Yesterday I saw a notice on LinkedIn that stuck in my heart and made me think about all the “What ifs…” of life. You know, the positive side of the many moments in life that turn out well, as in “What if I/we/they hadn’t done that?”
For me, this “What if” memory triggered by the LinkedIn note was special. It was one of those unexpected moments when a bit of joy creeps into your day and makes you stop and reflect, and helps you overcome all the “If onlys…”.
Here is an excerpt from the message:
“Sharing with you all that I am a best-selling published Children’s book author with my first book now available! This book started as a Tall Tales Speech in my first year in Toastmasters. The tale was so inspirational and fun to tell that I knew it needed to be a children’s book. It reached number 6 on Amazon for winter activity books on launch day!
It is my mission to inspire and help to build confidence in young children and adults through coaching and building skills in sport.”
It goes without saying that publishing a book and getting it listed on Amazon day #1 is quite an accomplishment, as in “What if I hadn’t taken that Toastmasters course?” Or “What if I hadn’t taken the leap from the inspiration of the talk to write the book?” Either of those would be enough to fulfill a “What if?”
For me, however, there is a much more personal “What if?” in this story, the part that brings some tears to my eyes. You see, my “What if” has to do with the reality that this best-selling author is in fact a cancer survivor, a colleague and most important will always be a personal inspiration.
I won’t go into all the details of their journey because although I know this person has always acknowledged their survivorship, they also do not define their life by that survivorship alone.
However, just like so many of you who read this blog and are either cancer survivors yourselves, a loved-one and/or caregiver of a cancer survivor, or support those with cancer and cancer survivors, our “What ifs?” gives us the encouragement to help others celebrate their “What ifs”. We need to share our “What ifs” because it is those moments that make us who we are.
You see, this “new author” had reached out to me a number of years ago because they had a lump. I was concerned that—at the time—the treatment for the suspected type of cancer was just evolving and getting both the diagnosis and the treatment correct was critical to taking advantage of that new and complex knowledge. The odds of a successful journey, in my opinion, rested on getting the basic diagnostics and treatment done in line with what we knew to be most effective at the time.
There were barriers, such as an HMO that wasn’t exactly excited at the prospect of one of their insureds traveling and being treated at a major cancer center. In another one of those special “What ifs?” the HMO agreed that it was the best approach for the patient’s treatment.
That part of the story worked out well: the diagnosis was confirmed by the major center with the best expertise to treat the cancer; treatment was agonizing and successful; and survival was the outcome.
I don’t know all the details of that survival however I do know that my friend turned out to be an inspiration to others who faced similar journeys. They were athletic and participated in strenuous events, again inspiring others. Their outlook on life certainly hasn’t dimmed, notwithstanding I suspect the moments that all of us face as we deal with our own “What if’s.”
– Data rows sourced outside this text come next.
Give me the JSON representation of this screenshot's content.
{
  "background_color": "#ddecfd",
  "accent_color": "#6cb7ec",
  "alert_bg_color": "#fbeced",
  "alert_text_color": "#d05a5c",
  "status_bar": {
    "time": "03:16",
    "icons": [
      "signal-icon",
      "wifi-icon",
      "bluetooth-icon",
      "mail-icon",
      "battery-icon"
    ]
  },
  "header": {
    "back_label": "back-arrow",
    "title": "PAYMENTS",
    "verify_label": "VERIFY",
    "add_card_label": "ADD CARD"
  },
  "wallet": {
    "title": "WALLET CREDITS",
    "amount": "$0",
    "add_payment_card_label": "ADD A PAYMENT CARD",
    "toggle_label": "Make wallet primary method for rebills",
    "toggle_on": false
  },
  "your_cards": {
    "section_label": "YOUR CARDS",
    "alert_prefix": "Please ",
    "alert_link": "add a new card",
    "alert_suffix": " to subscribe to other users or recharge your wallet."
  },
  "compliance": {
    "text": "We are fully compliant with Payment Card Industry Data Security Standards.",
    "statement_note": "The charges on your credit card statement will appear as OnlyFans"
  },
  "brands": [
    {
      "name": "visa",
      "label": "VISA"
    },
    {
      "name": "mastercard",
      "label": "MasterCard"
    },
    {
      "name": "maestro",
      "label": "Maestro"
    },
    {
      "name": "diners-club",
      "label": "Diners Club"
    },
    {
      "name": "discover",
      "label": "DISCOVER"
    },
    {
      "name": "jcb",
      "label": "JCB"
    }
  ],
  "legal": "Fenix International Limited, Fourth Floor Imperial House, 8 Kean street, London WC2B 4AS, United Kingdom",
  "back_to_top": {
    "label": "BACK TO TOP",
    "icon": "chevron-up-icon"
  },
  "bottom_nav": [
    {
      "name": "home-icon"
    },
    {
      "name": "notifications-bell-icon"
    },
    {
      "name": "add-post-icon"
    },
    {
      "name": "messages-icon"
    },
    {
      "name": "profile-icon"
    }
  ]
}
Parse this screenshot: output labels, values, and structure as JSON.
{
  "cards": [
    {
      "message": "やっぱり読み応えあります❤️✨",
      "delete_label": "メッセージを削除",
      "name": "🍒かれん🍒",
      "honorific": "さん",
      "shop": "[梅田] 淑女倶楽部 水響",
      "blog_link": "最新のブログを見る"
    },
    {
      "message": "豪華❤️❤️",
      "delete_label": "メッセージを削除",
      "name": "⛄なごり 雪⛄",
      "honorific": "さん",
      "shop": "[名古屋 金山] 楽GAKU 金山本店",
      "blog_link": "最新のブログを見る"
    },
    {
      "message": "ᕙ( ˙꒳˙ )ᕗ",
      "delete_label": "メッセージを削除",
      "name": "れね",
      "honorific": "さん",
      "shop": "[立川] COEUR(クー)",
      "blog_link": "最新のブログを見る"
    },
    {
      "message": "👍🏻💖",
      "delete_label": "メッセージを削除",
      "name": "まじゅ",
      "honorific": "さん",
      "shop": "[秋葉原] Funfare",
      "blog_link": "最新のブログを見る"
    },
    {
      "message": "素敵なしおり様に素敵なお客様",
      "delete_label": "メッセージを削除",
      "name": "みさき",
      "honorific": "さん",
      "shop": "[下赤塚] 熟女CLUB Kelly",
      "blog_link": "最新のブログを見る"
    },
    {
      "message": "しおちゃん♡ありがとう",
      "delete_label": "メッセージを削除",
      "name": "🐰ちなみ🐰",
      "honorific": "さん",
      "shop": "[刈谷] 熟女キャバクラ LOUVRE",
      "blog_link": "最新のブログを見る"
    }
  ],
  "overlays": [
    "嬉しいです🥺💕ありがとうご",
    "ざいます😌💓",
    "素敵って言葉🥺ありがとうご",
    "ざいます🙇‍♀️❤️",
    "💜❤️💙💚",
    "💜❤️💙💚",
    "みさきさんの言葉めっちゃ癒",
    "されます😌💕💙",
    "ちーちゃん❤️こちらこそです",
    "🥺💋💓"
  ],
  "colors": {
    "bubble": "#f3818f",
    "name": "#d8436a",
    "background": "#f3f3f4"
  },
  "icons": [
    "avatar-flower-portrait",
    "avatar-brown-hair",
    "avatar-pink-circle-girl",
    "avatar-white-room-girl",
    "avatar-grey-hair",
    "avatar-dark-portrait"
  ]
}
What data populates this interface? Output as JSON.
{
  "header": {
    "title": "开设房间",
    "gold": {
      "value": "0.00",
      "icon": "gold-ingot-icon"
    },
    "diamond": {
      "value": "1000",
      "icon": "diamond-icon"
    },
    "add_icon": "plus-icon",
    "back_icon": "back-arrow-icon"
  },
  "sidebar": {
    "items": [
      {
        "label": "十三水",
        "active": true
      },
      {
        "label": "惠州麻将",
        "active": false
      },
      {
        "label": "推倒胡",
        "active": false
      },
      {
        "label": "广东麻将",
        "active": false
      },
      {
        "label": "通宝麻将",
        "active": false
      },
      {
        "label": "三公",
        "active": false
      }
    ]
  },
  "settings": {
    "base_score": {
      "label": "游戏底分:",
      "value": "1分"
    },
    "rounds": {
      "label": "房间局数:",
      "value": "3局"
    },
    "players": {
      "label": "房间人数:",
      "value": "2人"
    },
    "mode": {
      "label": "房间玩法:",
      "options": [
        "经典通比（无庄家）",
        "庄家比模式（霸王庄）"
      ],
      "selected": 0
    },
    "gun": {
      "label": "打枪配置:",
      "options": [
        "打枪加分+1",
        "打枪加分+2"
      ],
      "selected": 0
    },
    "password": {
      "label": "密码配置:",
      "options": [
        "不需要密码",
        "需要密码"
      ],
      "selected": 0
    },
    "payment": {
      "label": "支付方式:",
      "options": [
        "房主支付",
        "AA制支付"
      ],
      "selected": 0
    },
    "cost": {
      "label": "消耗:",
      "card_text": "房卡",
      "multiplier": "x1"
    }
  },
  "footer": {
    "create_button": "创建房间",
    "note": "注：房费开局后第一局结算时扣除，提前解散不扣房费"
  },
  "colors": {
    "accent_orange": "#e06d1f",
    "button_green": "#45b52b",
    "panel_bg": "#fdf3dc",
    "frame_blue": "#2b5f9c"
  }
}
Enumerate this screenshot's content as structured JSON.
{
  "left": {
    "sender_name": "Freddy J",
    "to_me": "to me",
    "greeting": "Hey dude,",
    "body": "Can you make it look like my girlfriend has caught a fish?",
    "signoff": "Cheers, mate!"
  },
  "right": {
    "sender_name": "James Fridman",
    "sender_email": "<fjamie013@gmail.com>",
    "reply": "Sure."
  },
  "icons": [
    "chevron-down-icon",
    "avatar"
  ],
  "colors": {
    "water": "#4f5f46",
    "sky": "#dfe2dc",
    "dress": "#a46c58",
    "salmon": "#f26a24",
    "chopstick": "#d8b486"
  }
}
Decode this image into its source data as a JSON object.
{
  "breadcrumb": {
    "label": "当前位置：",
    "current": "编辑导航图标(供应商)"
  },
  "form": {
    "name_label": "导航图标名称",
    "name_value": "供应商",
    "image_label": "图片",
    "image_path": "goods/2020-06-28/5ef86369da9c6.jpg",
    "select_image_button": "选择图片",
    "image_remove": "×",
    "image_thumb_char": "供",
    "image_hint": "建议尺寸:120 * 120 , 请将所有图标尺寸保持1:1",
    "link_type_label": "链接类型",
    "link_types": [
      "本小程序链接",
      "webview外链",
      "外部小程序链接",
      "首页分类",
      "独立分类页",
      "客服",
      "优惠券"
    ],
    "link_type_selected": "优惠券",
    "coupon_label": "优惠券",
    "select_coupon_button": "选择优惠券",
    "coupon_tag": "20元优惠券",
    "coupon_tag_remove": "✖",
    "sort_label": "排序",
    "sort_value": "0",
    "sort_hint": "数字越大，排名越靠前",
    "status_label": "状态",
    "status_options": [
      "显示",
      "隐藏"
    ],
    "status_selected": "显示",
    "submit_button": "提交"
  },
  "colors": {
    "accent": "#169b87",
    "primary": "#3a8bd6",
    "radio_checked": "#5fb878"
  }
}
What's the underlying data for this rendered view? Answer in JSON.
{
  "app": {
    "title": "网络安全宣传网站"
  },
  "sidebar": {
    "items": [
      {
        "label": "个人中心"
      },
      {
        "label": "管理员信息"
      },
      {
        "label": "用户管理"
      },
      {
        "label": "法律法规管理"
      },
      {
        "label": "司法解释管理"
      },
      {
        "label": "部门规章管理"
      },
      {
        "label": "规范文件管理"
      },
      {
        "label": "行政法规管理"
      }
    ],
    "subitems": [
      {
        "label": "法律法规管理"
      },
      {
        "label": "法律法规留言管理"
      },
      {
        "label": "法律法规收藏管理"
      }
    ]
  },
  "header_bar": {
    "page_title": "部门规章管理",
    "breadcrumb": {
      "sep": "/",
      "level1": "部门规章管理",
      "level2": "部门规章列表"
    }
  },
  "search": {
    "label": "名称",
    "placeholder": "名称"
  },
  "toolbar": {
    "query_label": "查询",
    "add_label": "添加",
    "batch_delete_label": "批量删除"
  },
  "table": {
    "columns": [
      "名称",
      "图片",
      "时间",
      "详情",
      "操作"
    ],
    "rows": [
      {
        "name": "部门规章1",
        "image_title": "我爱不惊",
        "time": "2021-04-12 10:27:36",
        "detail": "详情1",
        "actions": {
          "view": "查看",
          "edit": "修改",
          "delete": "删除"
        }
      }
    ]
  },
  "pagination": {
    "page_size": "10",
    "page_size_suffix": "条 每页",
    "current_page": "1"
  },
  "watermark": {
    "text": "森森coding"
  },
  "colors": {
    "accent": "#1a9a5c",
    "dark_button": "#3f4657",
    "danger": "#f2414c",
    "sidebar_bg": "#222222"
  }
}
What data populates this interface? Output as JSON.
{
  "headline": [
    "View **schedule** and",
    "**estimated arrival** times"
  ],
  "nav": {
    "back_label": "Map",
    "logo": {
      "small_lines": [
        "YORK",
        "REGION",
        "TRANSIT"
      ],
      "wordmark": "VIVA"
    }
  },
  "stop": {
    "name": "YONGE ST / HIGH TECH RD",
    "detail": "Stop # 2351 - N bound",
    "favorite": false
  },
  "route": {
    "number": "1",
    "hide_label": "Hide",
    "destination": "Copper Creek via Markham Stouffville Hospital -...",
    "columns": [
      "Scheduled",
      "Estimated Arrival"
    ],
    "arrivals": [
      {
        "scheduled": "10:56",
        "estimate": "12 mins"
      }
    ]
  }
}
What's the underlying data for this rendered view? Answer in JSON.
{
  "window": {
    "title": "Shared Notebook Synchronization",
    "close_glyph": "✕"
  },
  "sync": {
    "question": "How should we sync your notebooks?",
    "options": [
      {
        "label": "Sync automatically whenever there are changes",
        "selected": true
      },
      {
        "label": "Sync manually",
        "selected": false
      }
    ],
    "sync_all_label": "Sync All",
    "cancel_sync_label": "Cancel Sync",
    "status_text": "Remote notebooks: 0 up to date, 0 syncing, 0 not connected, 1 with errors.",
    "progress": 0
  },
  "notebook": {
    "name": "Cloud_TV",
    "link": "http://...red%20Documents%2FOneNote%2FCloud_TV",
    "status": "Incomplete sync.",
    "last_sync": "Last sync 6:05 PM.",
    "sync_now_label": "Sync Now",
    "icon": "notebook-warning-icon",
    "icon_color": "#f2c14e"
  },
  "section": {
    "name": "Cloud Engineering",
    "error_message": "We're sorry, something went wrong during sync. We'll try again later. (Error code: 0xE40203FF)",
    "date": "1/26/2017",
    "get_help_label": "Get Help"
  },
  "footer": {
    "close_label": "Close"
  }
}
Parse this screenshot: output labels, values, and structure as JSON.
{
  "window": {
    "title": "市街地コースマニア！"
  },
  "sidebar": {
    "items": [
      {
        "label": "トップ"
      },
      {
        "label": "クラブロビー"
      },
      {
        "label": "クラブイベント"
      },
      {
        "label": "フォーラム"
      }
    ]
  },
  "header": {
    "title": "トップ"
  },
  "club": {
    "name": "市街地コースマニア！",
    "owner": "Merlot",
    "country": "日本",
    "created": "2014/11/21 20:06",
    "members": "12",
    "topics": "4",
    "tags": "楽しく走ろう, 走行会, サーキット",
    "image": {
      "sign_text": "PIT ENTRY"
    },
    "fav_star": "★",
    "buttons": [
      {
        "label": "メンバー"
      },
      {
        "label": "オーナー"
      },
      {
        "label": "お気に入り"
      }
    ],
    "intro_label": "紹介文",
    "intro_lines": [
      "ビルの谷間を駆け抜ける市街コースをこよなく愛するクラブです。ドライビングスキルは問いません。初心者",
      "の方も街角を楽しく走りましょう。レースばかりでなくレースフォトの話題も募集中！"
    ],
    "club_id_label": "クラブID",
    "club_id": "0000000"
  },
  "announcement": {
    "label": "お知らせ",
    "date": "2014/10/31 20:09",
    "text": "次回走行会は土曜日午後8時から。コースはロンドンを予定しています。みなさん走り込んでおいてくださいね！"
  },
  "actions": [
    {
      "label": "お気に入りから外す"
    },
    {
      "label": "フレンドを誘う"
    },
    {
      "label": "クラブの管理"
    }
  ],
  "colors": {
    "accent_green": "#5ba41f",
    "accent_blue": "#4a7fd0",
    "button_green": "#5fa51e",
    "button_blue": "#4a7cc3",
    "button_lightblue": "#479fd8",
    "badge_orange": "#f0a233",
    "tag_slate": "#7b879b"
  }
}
Now, here is a message that has filled my heart with joy and my eyes with tears as I read it (and again as I write this). And I know that there will be children who will read this author’s book and have their hearts filled with happiness and inspiration as well.
So today that is my “What if?” as in “What if we had not had those initial conversations? What if she had not gotten the best diagnostics and treatment from the outstanding physicians and cancer center, which really did have the needed expertise to treat her illness as best we knew at that moment? What if that HMO hadn’t let her get her care out of network? What if she hadn’t persevered through the complications of that treatment to maintain her wonderful outlook on life?”
Our worlds are full of “What ifs?” We need to celebrate the ones that turn out well, the ones that fill our lives with happiness and joy, especially when that joy comes from the moments that cancer survivors brings into our lives.
I could share a lot of other personal “What ifs?” and I suspect you can as well: “What ifs?” that are important to you in ways that you may not even recognize, like the good friend you meet later in life who had a life-threatening cancer diagnosis years ago, survived, and is there to be someone who listens, shares your life, and provides a shoulder to lean on in your time of need.
Sadly, we have too many “If onlys” in our lives, the thoughts of “If only they had done this or that they would be alive today…” That is the grief all of us share.
Today, let’s take a day to think more about the “What ifs” and the good things that happened because we had a discussion, an intervention, a direction, an opportunity to take a better path. I am willing to bet you could come up with a lot of wonderful “What ifs,” if you just take a moment to think about it.
And let us take every day to pray that we will continue to see the happiness of many more “What ifs” fill our lives with joy, overcoming the sadness of the too many unfortunate journeys of those we have loved and cared for so deeply where a “What if” wasn’t there to make a difference.